Sitting beside Woodward is Steve Walters – a former football prodigy whose career was cut short due to a blood disorder – who says he fell prey to the same serial child molester as Woodard. The person in question can no longer be named for legal reasons.

Walters tells me how his story has affected every aspect of his life. “It has ruined marriages, the relationship with my children, flashbacks, lack of sleep, panic attacks,” he tells me.

Walters speaks of “injustices” done to him for the past 20 years by those in charge of the sport he once loved. But he also knows how he would like to start turning the page and move on with his life.

“An apology [from Crewe Football Club] would be a start,” he says. “For them to not even put out one small apology, it does hurt.”

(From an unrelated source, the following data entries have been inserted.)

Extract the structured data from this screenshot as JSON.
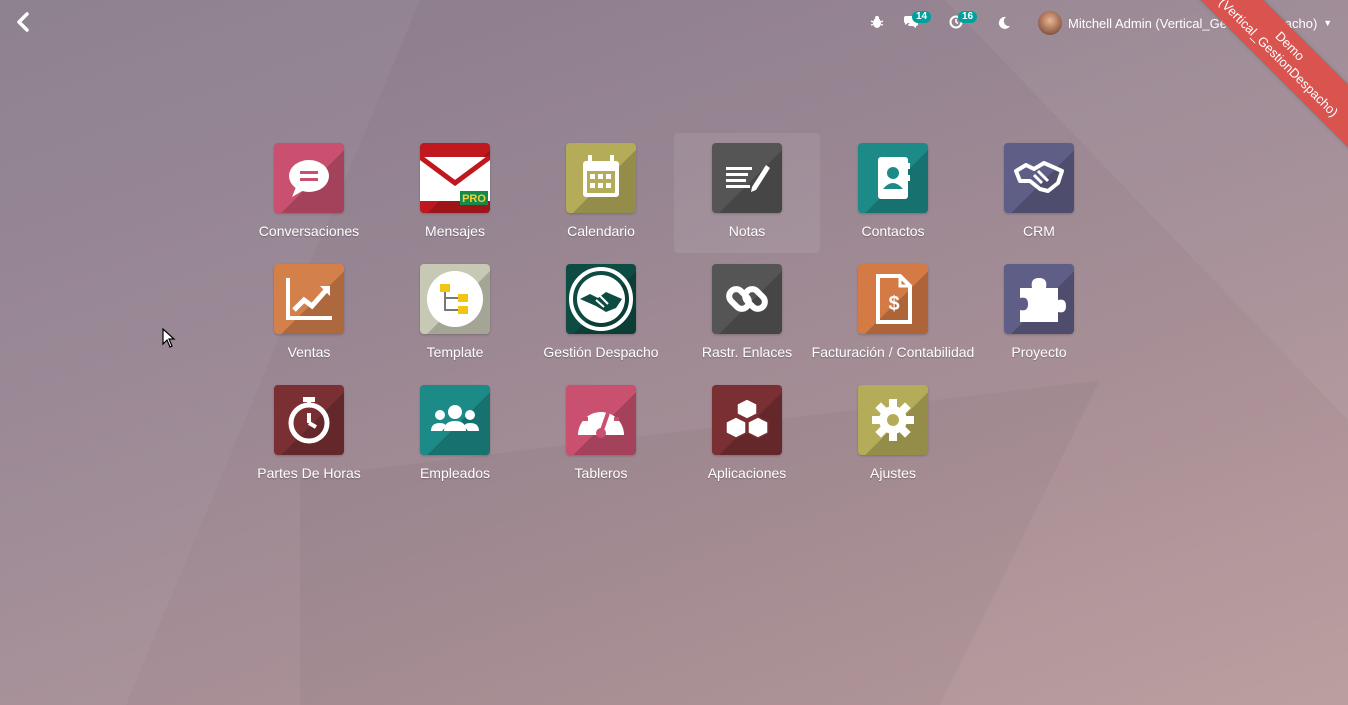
{
  "navbar": {
    "user_name": "Mitchell Admin (Vertical_GestionDespacho)",
    "messages_count": "14",
    "activities_count": "16"
  },
  "ribbon": {
    "text_line1": "Demo",
    "text_line2": "(Vertical_GestionDespacho)"
  },
  "apps": [
    {
      "label": "Conversaciones",
      "color": "#c9506f",
      "icon": "chat-bubble-icon"
    },
    {
      "label": "Mensajes",
      "color": "#c0181f",
      "icon": "envelope-pro-icon",
      "pro_badge": "PRO"
    },
    {
      "label": "Calendario",
      "color": "#b5ac5a",
      "icon": "calendar-icon"
    },
    {
      "label": "Notas",
      "color": "#555555",
      "icon": "notes-pencil-icon"
    },
    {
      "label": "Contactos",
      "color": "#1c8a86",
      "icon": "address-book-icon"
    },
    {
      "label": "CRM",
      "color": "#5f5e86",
      "icon": "handshake-icon"
    },
    {
      "label": "Ventas",
      "color": "#d3804a",
      "icon": "trend-chart-icon"
    },
    {
      "label": "Template",
      "color": "#c8c9b4",
      "icon": "hierarchy-icon"
    },
    {
      "label": "Gestión Despacho",
      "color": "#0e4b43",
      "icon": "handshake-circle-icon"
    },
    {
      "label": "Rastr. Enlaces",
      "color": "#555555",
      "icon": "link-icon"
    },
    {
      "label": "Facturación / Contabilidad",
      "color": "#d37a45",
      "icon": "invoice-dollar-icon"
    },
    {
      "label": "Proyecto",
      "color": "#5f5e86",
      "icon": "puzzle-icon"
    },
    {
      "label": "Partes De Horas",
      "color": "#7a2f33",
      "icon": "stopwatch-icon"
    },
    {
      "label": "Empleados",
      "color": "#1c8a86",
      "icon": "team-icon"
    },
    {
      "label": "Tableros",
      "color": "#c9506f",
      "icon": "gauge-icon"
    },
    {
      "label": "Aplicaciones",
      "color": "#7a2f33",
      "icon": "cubes-icon"
    },
    {
      "label": "Ajustes",
      "color": "#b5ac5a",
      "icon": "gear-icon"
    }
  ]
}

Since Woodward’s allegations were first made public on 16 November, 18 police forces across the country are now investigating claims of historic sexual abuse in football.

Every player I speak to at the Offside Trust launch in Manchester describes this as an epidemic, and that, in modern Britain, some children are still at the mercy of paedophiles operating within the sport. 

“I do believe it’s happening,” says Jason Dunford, who also claims to have been abused at Crewe Alexandra. “I believe it’s happening on a lower scale than when we were children, but as a father of a young boy who is around the football industry at the moment, I still have worries.”

Woodward coming forward has had worldwide implications. Walters and Dunford tell me they have been contacted by players as far-flung as South America and Australia who say they have been through the same ordeal as young footballers. The men are adamant this is not a UK problem, but a football one – wherever the game is played.

Woodward is mentally drained. Prior to the interview, he repeatedly tells me how the whirlwind of the last few weeks has affected his health. But he knows that this is his chance, perhaps the only one he’ll get, to help those like him.

“The closure will be when I feel like I’m satisfied that I have done everything I can to help as many people out there as possible,” he says. “People with children in football need protecting.” 

Felipe Araujo is a freelance journalist based in London. He writes about race, culture and sports. He covered the Rio Olympics and Paralympics on the ground for the New Statesman. He tweets @felipethejourno.